So there I was last weekend, in the VIP section of the Worcester Centrum, sitting a few seats away from Maj. Gen. Galen B. Jackman and next to a friendly, proud young man who had just returned from a long deployment in Iraq.
Before the show began, a spotlight was on us while the general and the soldier were introduced. Applauding, I thanked the soldier while disguising my surprise at being in the spotlight.
I was with a VIP, Woodrow (Woody) Ford, my partner Chip's father. His daughter, Diane, and I had accompanied him to the U.S. Army's largest community outreach event, Spirit of America.
When Woody learned, at the dedication of the Washington World War II Memorial in May, that the show was coming to Worcester, he volunteered to promote attendance in the Lowell area. When Woody volunteers, the job gets done.
Woody, a World War II veteran who served with the 107th Evacuation Hospital in Europe during the Battle of the Bulge, has organized and presided over 57 annual 107th reunions. Because Woody had done so much to help fill the Centrum event, Gen. Jackman wanted to meet him before the afternoon show. His face on the program looked familiar, but I couldn't place it.

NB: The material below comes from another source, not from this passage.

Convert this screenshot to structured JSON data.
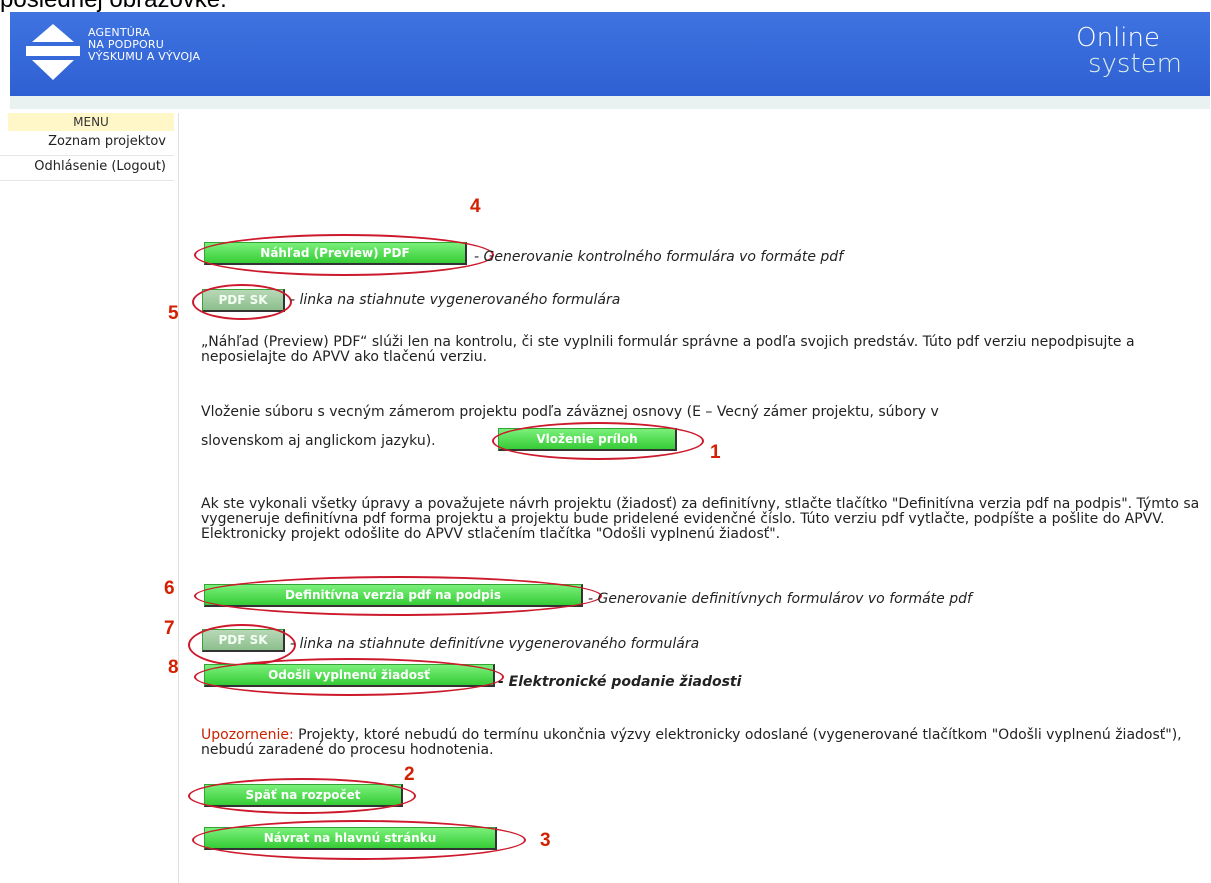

His aides met us at the door and we were whisked to a conference room, where we spent 20 minutes visiting with him. He was casual and friendly, as if nothing was more important than to chat with a World War II veteran who supported the Army event.
I soon learned why I had recognized him: As commanding general of the Army Military District of Washington, D.C., he had been in charge of former President Ronald Reagan's funeral procession there. You probably noticed him as I did, standing with Nancy Reagan on his arm as she led the nation's farewell.
He insisted that we sit with him during the show, which was an amazing presentation that followed Army history backward from Iraq and Afghanistan through Vietnam, Korea, the world wars, the Civil War to the American Revolution. With a giant film background, live soldiers presented dramatic skits that included battle scenes, rescues and Paul Revere riding around the arena on a white horse to warn the first Army recruits, the Colonial Minutemen. The second act was ceremonial drill and musical performances. More than 400 soldiers from the Army's elite ceremonial units took part.
I thought to myself, "This is my reward for suffering through 'Fahrenheit 9/11' on Labor Day weekend." It was also a nice balance: Clearly the entire production is an Army recruitment event. During intermission, the general swore in more than 200 new recruits from the region, and local ROTC students were introduced and applauded.
Recruitment is fine with me. If this works, we can avoid a military draft — the government's involuntary servitude scheme that first got me involved against politics during the Vietnam War. The United States' losing strategy didn't need justification by politicians who could force young men to serve no matter how undefined their mission.
The Spirit of America presentation was fair. It focused on the Army's preference for offense, not defense, and on the comradeship of professional warriors. Soldier-actors in roles of Vietnam and Iraqi combatants stated that they didn't know why they were there, but they would stay to support their buddies and do their job.
I was surprised. When I first told Woody I would go with him, I had anticipated a heavily patriotic program, a good way to spend two hours on Sept. 11. Most people who saw Michael Moore's film would have expected that a recruitment event would feature promises of job training and a chance to see the world, aimed at low-income youths with few prospects. Instead, this event showed dead and wounded soldiers, and the patriotism was mixed with other, more personal military values.
The message was: "I am an American soldier. I am a warrior and a member of a team, an expert and a professional. I am a guardian of freedom and the American way of life."
As a skeptic who challenges propaganda from any source, I found plenty to challenge when I was part of the military family as a Navy wife. Blind obedience to authority isn't my thing. But because I want to guard freedom, I was ready to sign up on Saturday myself. I wanted to be part of the team.
Gen. Jackman told us that the biggest problem with the war against terrorism is that, unlike World War II, the American people do not feel that they are a part of it. He thinks that President Bush, like Franklin Roosevelt, should have a fireside chat and invite us in.
I think many of us do want to be included. That's why we display the flag and yellow ribbons, and applaud the veterans who return from Afghanistan and Iraq. Our leaders should show us that, even as individual civilians, we can aspire to the Army values of "loyalty, duty, respect, honor, integrity and personal courage" in our daily lives.
We can make our country stronger by being, each in our own way, the Spirit of America.
Barbara Anderson is executive director of Citizens for Limited Taxation. Her syndicated columns appear weekly in the Salem
News and Lowell Sun; bi-weekly in the Tinytown Gazette; and occasionally in the Providence
Journal and other newspapers.